━━━━━ Data shown

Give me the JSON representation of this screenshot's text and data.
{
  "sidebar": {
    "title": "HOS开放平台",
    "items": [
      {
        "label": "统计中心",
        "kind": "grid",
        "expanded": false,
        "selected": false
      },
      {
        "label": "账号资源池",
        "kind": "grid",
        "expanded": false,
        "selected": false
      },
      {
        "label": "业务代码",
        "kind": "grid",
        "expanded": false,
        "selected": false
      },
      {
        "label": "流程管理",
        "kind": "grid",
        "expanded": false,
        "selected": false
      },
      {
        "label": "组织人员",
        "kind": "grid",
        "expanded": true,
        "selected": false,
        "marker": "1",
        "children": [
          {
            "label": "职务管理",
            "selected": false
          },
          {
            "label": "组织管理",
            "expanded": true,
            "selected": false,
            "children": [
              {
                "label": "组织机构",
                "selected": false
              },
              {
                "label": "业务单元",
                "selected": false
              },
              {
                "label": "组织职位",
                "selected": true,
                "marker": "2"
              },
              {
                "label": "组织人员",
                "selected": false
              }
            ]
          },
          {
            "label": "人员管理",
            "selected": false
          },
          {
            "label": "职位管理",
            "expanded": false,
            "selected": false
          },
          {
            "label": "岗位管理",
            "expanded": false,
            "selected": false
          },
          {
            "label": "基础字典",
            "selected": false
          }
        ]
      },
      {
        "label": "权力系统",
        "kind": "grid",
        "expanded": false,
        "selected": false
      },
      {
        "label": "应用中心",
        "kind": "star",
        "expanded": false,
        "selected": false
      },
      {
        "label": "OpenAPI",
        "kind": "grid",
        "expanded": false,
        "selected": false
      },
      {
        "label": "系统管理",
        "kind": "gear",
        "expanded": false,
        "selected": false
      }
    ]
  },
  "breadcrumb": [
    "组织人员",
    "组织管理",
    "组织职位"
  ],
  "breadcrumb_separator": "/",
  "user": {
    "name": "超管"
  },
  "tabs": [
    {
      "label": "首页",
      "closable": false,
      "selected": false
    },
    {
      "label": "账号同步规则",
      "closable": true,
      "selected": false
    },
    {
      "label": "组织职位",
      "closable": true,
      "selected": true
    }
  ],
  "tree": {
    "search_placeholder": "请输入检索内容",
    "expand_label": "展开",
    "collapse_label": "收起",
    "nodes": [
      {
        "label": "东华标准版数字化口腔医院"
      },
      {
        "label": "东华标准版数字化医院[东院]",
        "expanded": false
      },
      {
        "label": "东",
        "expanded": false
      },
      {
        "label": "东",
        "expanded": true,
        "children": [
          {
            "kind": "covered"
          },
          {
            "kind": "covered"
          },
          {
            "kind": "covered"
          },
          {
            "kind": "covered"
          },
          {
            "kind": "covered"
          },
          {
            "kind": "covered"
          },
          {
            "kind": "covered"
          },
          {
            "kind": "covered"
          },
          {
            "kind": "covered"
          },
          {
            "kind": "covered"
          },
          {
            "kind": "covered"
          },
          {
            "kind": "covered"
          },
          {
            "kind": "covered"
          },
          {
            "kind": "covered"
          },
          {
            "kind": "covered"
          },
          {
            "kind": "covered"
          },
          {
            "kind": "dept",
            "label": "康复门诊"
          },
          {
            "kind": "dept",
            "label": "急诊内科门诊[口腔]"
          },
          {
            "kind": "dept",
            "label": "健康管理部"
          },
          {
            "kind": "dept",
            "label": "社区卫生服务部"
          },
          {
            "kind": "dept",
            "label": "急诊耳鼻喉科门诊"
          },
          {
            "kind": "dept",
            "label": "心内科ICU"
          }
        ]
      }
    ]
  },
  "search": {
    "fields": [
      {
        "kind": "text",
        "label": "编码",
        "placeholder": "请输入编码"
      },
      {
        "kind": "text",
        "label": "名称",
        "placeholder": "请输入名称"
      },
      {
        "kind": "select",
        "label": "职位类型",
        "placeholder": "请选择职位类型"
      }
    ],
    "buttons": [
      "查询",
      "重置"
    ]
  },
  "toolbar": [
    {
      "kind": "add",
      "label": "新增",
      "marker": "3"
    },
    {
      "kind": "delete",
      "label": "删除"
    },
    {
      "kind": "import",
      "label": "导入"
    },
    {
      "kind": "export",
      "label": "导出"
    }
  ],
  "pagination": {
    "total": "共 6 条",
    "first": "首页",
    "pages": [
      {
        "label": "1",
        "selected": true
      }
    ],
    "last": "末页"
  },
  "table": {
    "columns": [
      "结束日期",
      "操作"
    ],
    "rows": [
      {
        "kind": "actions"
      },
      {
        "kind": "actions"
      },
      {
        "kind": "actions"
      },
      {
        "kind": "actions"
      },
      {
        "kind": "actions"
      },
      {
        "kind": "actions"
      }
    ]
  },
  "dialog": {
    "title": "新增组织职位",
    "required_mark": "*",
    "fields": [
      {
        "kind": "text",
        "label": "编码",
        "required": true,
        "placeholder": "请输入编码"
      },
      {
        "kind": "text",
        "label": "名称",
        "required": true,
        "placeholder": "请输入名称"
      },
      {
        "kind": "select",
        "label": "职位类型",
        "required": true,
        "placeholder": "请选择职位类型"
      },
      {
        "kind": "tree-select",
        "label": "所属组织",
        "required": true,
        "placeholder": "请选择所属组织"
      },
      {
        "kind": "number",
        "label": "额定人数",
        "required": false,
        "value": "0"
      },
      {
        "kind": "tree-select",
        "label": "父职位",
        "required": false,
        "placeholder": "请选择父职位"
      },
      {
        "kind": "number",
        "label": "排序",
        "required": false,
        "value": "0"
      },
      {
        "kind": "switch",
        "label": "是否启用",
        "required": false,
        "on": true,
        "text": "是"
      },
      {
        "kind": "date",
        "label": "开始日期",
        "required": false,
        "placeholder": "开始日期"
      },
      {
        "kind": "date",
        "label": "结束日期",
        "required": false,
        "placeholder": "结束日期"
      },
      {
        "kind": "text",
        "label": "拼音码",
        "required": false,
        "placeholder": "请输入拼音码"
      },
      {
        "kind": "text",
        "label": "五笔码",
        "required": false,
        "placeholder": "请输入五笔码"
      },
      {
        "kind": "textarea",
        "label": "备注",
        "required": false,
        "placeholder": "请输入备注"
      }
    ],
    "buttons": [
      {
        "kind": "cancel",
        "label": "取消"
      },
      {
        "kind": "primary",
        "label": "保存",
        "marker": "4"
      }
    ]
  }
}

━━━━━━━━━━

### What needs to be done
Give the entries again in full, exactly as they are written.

### Written response
Give me the JSON representation of this screenshot's text and data.
{
  "sidebar": {
    "title": "HOS开放平台",
    "items": [
      {
        "label": "统计中心",
        "kind": "grid",
        "expanded": false,
        "selected": false
      },
      {
        "label": "账号资源池",
        "kind": "grid",
        "expanded": false,
        "selected": false
      },
      {
        "label": "业务代码",
        "kind": "grid",
        "expanded": false,
        "selected": false
      },
      {
        "label": "流程管理",
        "kind": "grid",
        "expanded": false,
        "selected": false
      },
      {
        "label": "组织人员",
        "kind": "grid",
        "expanded": true,
        "selected": false,
        "marker": "1",
        "children": [
          {
            "label": "职务管理",
            "selected": false
          },
          {
            "label": "组织管理",
            "expanded": true,
            "selected": false,
            "children": [
              {
                "label": "组织机构",
                "selected": false
              },
              {
                "label": "业务单元",
                "selected": false
              },
              {
                "label": "组织职位",
                "selected": true,
                "marker": "2"
              },
              {
                "label": "组织人员",
                "selected": false
              }
            ]
          },
          {
            "label": "人员管理",
            "selected": false
          },
          {
            "label": "职位管理",
            "expanded": false,
            "selected": false
          },
          {
            "label": "岗位管理",
            "expanded": false,
            "selected": false
          },
          {
            "label": "基础字典",
            "selected": false
          }
        ]
      },
      {
        "label": "权力系统",
        "kind": "grid",
        "expanded": false,
        "selected": false
      },
      {
        "label": "应用中心",
        "kind": "star",
        "expanded": false,
        "selected": false
      },
      {
        "label": "OpenAPI",
        "kind": "grid",
        "expanded": false,
        "selected": false
      },
      {
        "label": "系统管理",
        "kind": "gear",
        "expanded": false,
        "selected": false
      }
    ]
  },
  "breadcrumb": [
    "组织人员",
    "组织管理",
    "组织职位"
  ],
  "breadcrumb_separator": "/",
  "user": {
    "name": "超管"
  },
  "tabs": [
    {
      "label": "首页",
      "closable": false,
      "selected": false
    },
    {
      "label": "账号同步规则",
      "closable": true,
      "selected": false
    },
    {
      "label": "组织职位",
      "closable": true,
      "selected": true
    }
  ],
  "tree": {
    "search_placeholder": "请输入检索内容",
    "expand_label": "展开",
    "collapse_label": "收起",
    "nodes": [
      {
        "label": "东华标准版数字化口腔医院"
      },
      {
        "label": "东华标准版数字化医院[东院]",
        "expanded": false
      },
      {
        "label": "东",
        "expanded": false
      },
      {
        "label": "东",
        "expanded": true,
        "children": [
          {
            "kind": "covered"
          },
          {
            "kind": "covered"
          },
          {
            "kind": "covered"
          },
          {
            "kind": "covered"
          },
          {
            "kind": "covered"
          },
          {
            "kind": "covered"
          },
          {
            "kind": "covered"
          },
          {
            "kind": "covered"
          },
          {
            "kind": "covered"
          },
          {
            "kind": "covered"
          },
          {
            "kind": "covered"
          },
          {
            "kind": "covered"
          },
          {
            "kind": "covered"
          },
          {
            "kind": "covered"
          },
          {
            "kind": "covered"
          },
          {
            "kind": "covered"
          },
          {
            "kind": "dept",
            "label": "康复门诊"
          },
          {
            "kind": "dept",
            "label": "急诊内科门诊[口腔]"
          },
          {
            "kind": "dept",
            "label": "健康管理部"
          },
          {
            "kind": "dept",
            "label": "社区卫生服务部"
          },
          {
            "kind": "dept",
            "label": "急诊耳鼻喉科门诊"
          },
          {
            "kind": "dept",
            "label": "心内科ICU"
          }
        ]
      }
    ]
  },
  "search": {
    "fields": [
      {
        "kind": "text",
        "label": "编码",
        "placeholder": "请输入编码"
      },
      {
        "kind": "text",
        "label": "名称",
        "placeholder": "请输入名称"
      },
      {
        "kind": "select",
        "label": "职位类型",
        "placeholder": "请选择职位类型"
      }
    ],
    "buttons": [
      "查询",
      "重置"
    ]
  },
  "toolbar": [
    {
      "kind": "add",
      "label": "新增",
      "marker": "3"
    },
    {
      "kind": "delete",
      "label": "删除"
    },
    {
      "kind": "import",
      "label": "导入"
    },
    {
      "kind": "export",
      "label": "导出"
    }
  ],
  "pagination": {
    "total": "共 6 条",
    "first": "首页",
    "pages": [
      {
        "label": "1",
        "selected": true
      }
    ],
    "last": "末页"
  },
  "table": {
    "columns": [
      "结束日期",
      "操作"
    ],
    "rows": [
      {
        "kind": "actions"
      },
      {
        "kind": "actions"
      },
      {
        "kind": "actions"
      },
      {
        "kind": "actions"
      },
      {
        "kind": "actions"
      },
      {
        "kind": "actions"
      }
    ]
  },
  "dialog": {
    "title": "新增组织职位",
    "required_mark": "*",
    "fields": [
      {
        "kind": "text",
        "label": "编码",
        "required": true,
        "placeholder": "请输入编码"
      },
      {
        "kind": "text",
        "label": "名称",
        "required": true,
        "placeholder": "请输入名称"
      },
      {
        "kind": "select",
        "label": "职位类型",
        "required": true,
        "placeholder": "请选择职位类型"
      },
      {
        "kind": "tree-select",
        "label": "所属组织",
        "required": true,
        "placeholder": "请选择所属组织"
      },
      {
        "kind": "number",
        "label": "额定人数",
        "required": false,
        "value": "0"
      },
      {
        "kind": "tree-select",
        "label": "父职位",
        "required": false,
        "placeholder": "请选择父职位"
      },
      {
        "kind": "number",
        "label": "排序",
        "required": false,
        "value": "0"
      },
      {
        "kind": "switch",
        "label": "是否启用",
        "required": false,
        "on": true,
        "text": "是"
      },
      {
        "kind": "date",
        "label": "开始日期",
        "required": false,
        "placeholder": "开始日期"
      },
      {
        "kind": "date",
        "label": "结束日期",
        "required": false,
        "placeholder": "结束日期"
      },
      {
        "kind": "text",
        "label": "拼音码",
        "required": false,
        "placeholder": "请输入拼音码"
      },
      {
        "kind": "text",
        "label": "五笔码",
        "required": false,
        "placeholder": "请输入五笔码"
      },
      {
        "kind": "textarea",
        "label": "备注",
        "required": false,
        "placeholder": "请输入备注"
      }
    ],
    "buttons": [
      {
        "kind": "cancel",
        "label": "取消"
      },
      {
        "kind": "primary",
        "label": "保存",
        "marker": "4"
      }
    ]
  }
}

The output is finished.